◆ About this task
Copy out all of the entries below without any change.

◆ Extracted data entries
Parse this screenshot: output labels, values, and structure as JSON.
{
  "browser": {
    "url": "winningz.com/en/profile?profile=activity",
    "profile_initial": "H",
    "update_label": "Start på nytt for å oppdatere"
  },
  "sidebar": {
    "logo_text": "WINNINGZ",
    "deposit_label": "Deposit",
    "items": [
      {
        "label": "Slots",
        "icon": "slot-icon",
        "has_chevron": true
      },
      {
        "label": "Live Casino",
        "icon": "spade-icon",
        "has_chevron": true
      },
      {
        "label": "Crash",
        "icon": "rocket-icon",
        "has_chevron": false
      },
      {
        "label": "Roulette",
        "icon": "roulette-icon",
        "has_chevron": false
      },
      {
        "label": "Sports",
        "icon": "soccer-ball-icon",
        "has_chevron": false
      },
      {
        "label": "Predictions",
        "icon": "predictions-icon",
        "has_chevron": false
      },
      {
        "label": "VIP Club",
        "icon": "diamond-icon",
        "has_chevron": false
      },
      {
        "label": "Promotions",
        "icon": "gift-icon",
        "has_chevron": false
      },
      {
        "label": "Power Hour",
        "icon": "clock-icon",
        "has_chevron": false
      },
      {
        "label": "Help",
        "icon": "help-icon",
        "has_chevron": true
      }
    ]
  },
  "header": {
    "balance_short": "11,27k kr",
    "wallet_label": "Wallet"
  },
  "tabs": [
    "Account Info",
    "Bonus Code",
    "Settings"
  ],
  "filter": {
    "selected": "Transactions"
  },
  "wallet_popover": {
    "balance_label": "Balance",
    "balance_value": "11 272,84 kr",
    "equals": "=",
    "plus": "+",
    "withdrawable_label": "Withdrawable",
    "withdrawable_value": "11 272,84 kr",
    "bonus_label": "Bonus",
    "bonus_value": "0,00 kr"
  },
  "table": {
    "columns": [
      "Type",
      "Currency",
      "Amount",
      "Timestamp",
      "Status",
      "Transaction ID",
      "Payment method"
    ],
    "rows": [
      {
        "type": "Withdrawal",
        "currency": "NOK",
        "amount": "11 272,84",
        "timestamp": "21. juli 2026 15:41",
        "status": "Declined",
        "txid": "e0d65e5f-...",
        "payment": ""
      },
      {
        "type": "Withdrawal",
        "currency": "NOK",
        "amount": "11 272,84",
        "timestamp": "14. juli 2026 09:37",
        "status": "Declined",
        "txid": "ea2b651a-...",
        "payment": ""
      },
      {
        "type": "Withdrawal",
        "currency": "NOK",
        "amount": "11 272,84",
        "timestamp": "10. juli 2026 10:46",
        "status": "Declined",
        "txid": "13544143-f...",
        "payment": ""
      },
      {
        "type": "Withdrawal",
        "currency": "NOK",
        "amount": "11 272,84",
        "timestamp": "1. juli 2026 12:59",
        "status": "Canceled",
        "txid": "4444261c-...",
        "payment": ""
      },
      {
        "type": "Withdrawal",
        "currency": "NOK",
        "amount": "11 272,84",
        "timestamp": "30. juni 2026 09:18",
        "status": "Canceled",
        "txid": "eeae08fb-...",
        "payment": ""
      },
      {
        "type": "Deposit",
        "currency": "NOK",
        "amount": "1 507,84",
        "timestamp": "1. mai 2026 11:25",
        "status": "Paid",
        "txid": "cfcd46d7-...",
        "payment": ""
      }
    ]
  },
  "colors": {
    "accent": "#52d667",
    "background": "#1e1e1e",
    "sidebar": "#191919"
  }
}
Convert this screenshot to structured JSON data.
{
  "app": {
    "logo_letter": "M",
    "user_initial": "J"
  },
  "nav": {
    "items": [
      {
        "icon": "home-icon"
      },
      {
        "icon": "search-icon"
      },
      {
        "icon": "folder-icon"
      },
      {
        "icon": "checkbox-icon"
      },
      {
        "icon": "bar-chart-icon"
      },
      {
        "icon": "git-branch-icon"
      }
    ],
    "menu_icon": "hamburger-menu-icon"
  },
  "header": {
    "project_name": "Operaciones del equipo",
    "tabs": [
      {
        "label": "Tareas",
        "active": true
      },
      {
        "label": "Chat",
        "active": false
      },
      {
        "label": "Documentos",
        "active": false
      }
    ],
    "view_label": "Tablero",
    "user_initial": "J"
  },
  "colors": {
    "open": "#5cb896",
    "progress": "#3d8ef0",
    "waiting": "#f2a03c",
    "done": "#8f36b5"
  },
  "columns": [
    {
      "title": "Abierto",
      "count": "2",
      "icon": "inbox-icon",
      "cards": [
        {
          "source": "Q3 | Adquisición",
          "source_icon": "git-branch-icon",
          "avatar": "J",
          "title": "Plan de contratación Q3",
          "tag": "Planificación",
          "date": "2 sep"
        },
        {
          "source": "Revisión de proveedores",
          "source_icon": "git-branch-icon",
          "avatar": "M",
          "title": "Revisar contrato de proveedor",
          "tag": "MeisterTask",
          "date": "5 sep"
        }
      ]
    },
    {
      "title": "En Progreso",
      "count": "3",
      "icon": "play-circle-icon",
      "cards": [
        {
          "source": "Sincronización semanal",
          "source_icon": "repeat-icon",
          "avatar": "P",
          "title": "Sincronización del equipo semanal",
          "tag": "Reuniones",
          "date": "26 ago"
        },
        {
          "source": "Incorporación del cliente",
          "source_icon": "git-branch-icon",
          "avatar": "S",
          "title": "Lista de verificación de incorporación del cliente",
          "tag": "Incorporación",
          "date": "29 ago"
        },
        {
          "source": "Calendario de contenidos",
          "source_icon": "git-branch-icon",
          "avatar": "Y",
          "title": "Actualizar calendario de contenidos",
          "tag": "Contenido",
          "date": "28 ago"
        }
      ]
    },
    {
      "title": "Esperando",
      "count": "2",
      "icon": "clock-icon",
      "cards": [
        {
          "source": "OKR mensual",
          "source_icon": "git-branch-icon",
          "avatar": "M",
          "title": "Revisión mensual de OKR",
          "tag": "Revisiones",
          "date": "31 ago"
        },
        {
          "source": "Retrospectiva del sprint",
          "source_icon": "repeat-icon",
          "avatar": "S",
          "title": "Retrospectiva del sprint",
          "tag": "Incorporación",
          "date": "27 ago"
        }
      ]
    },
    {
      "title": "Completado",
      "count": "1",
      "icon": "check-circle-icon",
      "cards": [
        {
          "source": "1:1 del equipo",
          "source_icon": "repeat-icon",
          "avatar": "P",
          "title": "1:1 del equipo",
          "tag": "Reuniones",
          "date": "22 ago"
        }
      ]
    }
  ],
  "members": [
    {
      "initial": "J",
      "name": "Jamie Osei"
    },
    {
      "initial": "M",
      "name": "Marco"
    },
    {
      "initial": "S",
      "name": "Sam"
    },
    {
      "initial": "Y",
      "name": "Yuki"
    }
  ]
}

◆ Solution to this problem
Parse this screenshot: output labels, values, and structure as JSON.
{
  "browser": {
    "url": "winningz.com/en/profile?profile=activity",
    "profile_initial": "H",
    "update_label": "Start på nytt for å oppdatere"
  },
  "sidebar": {
    "logo_text": "WINNINGZ",
    "deposit_label": "Deposit",
    "items": [
      {
        "label": "Slots",
        "icon": "slot-icon",
        "has_chevron": true
      },
      {
        "label": "Live Casino",
        "icon": "spade-icon",
        "has_chevron": true
      },
      {
        "label": "Crash",
        "icon": "rocket-icon",
        "has_chevron": false
      },
      {
        "label": "Roulette",
        "icon": "roulette-icon",
        "has_chevron": false
      },
      {
        "label": "Sports",
        "icon": "soccer-ball-icon",
        "has_chevron": false
      },
      {
        "label": "Predictions",
        "icon": "predictions-icon",
        "has_chevron": false
      },
      {
        "label": "VIP Club",
        "icon": "diamond-icon",
        "has_chevron": false
      },
      {
        "label": "Promotions",
        "icon": "gift-icon",
        "has_chevron": false
      },
      {
        "label": "Power Hour",
        "icon": "clock-icon",
        "has_chevron": false
      },
      {
        "label": "Help",
        "icon": "help-icon",
        "has_chevron": true
      }
    ]
  },
  "header": {
    "balance_short": "11,27k kr",
    "wallet_label": "Wallet"
  },
  "tabs": [
    "Account Info",
    "Bonus Code",
    "Settings"
  ],
  "filter": {
    "selected": "Transactions"
  },
  "wallet_popover": {
    "balance_label": "Balance",
    "balance_value": "11 272,84 kr",
    "equals": "=",
    "plus": "+",
    "withdrawable_label": "Withdrawable",
    "withdrawable_value": "11 272,84 kr",
    "bonus_label": "Bonus",
    "bonus_value": "0,00 kr"
  },
  "table": {
    "columns": [
      "Type",
      "Currency",
      "Amount",
      "Timestamp",
      "Status",
      "Transaction ID",
      "Payment method"
    ],
    "rows": [
      {
        "type": "Withdrawal",
        "currency": "NOK",
        "amount": "11 272,84",
        "timestamp": "21. juli 2026 15:41",
        "status": "Declined",
        "txid": "e0d65e5f-...",
        "payment": ""
      },
      {
        "type": "Withdrawal",
        "currency": "NOK",
        "amount": "11 272,84",
        "timestamp": "14. juli 2026 09:37",
        "status": "Declined",
        "txid": "ea2b651a-...",
        "payment": ""
      },
      {
        "type": "Withdrawal",
        "currency": "NOK",
        "amount": "11 272,84",
        "timestamp": "10. juli 2026 10:46",
        "status": "Declined",
        "txid": "13544143-f...",
        "payment": ""
      },
      {
        "type": "Withdrawal",
        "currency": "NOK",
        "amount": "11 272,84",
        "timestamp": "1. juli 2026 12:59",
        "status": "Canceled",
        "txid": "4444261c-...",
        "payment": ""
      },
      {
        "type": "Withdrawal",
        "currency": "NOK",
        "amount": "11 272,84",
        "timestamp": "30. juni 2026 09:18",
        "status": "Canceled",
        "txid": "eeae08fb-...",
        "payment": ""
      },
      {
        "type": "Deposit",
        "currency": "NOK",
        "amount": "1 507,84",
        "timestamp": "1. mai 2026 11:25",
        "status": "Paid",
        "txid": "cfcd46d7-...",
        "payment": ""
      }
    ]
  },
  "colors": {
    "accent": "#52d667",
    "background": "#1e1e1e",
    "sidebar": "#191919"
  }
}
Convert this screenshot to structured JSON data.
{
  "app": {
    "logo_letter": "M",
    "user_initial": "J"
  },
  "nav": {
    "items": [
      {
        "icon": "home-icon"
      },
      {
        "icon": "search-icon"
      },
      {
        "icon": "folder-icon"
      },
      {
        "icon": "checkbox-icon"
      },
      {
        "icon": "bar-chart-icon"
      },
      {
        "icon": "git-branch-icon"
      }
    ],
    "menu_icon": "hamburger-menu-icon"
  },
  "header": {
    "project_name": "Operaciones del equipo",
    "tabs": [
      {
        "label": "Tareas",
        "active": true
      },
      {
        "label": "Chat",
        "active": false
      },
      {
        "label": "Documentos",
        "active": false
      }
    ],
    "view_label": "Tablero",
    "user_initial": "J"
  },
  "colors": {
    "open": "#5cb896",
    "progress": "#3d8ef0",
    "waiting": "#f2a03c",
    "done": "#8f36b5"
  },
  "columns": [
    {
      "title": "Abierto",
      "count": "2",
      "icon": "inbox-icon",
      "cards": [
        {
          "source": "Q3 | Adquisición",
          "source_icon": "git-branch-icon",
          "avatar": "J",
          "title": "Plan de contratación Q3",
          "tag": "Planificación",
          "date": "2 sep"
        },
        {
          "source": "Revisión de proveedores",
          "source_icon": "git-branch-icon",
          "avatar": "M",
          "title": "Revisar contrato de proveedor",
          "tag": "MeisterTask",
          "date": "5 sep"
        }
      ]
    },
    {
      "title": "En Progreso",
      "count": "3",
      "icon": "play-circle-icon",
      "cards": [
        {
          "source": "Sincronización semanal",
          "source_icon": "repeat-icon",
          "avatar": "P",
          "title": "Sincronización del equipo semanal",
          "tag": "Reuniones",
          "date": "26 ago"
        },
        {
          "source": "Incorporación del cliente",
          "source_icon": "git-branch-icon",
          "avatar": "S",
          "title": "Lista de verificación de incorporación del cliente",
          "tag": "Incorporación",
          "date": "29 ago"
        },
        {
          "source": "Calendario de contenidos",
          "source_icon": "git-branch-icon",
          "avatar": "Y",
          "title": "Actualizar calendario de contenidos",
          "tag": "Contenido",
          "date": "28 ago"
        }
      ]
    },
    {
      "title": "Esperando",
      "count": "2",
      "icon": "clock-icon",
      "cards": [
        {
          "source": "OKR mensual",
          "source_icon": "git-branch-icon",
          "avatar": "M",
          "title": "Revisión mensual de OKR",
          "tag": "Revisiones",
          "date": "31 ago"
        },
        {
          "source": "Retrospectiva del sprint",
          "source_icon": "repeat-icon",
          "avatar": "S",
          "title": "Retrospectiva del sprint",
          "tag": "Incorporación",
          "date": "27 ago"
        }
      ]
    },
    {
      "title": "Completado",
      "count": "1",
      "icon": "check-circle-icon",
      "cards": [
        {
          "source": "1:1 del equipo",
          "source_icon": "repeat-icon",
          "avatar": "P",
          "title": "1:1 del equipo",
          "tag": "Reuniones",
          "date": "22 ago"
        }
      ]
    }
  ],
  "members": [
    {
      "initial": "J",
      "name": "Jamie Osei"
    },
    {
      "initial": "M",
      "name": "Marco"
    },
    {
      "initial": "S",
      "name": "Sam"
    },
    {
      "initial": "Y",
      "name": "Yuki"
    }
  ]
}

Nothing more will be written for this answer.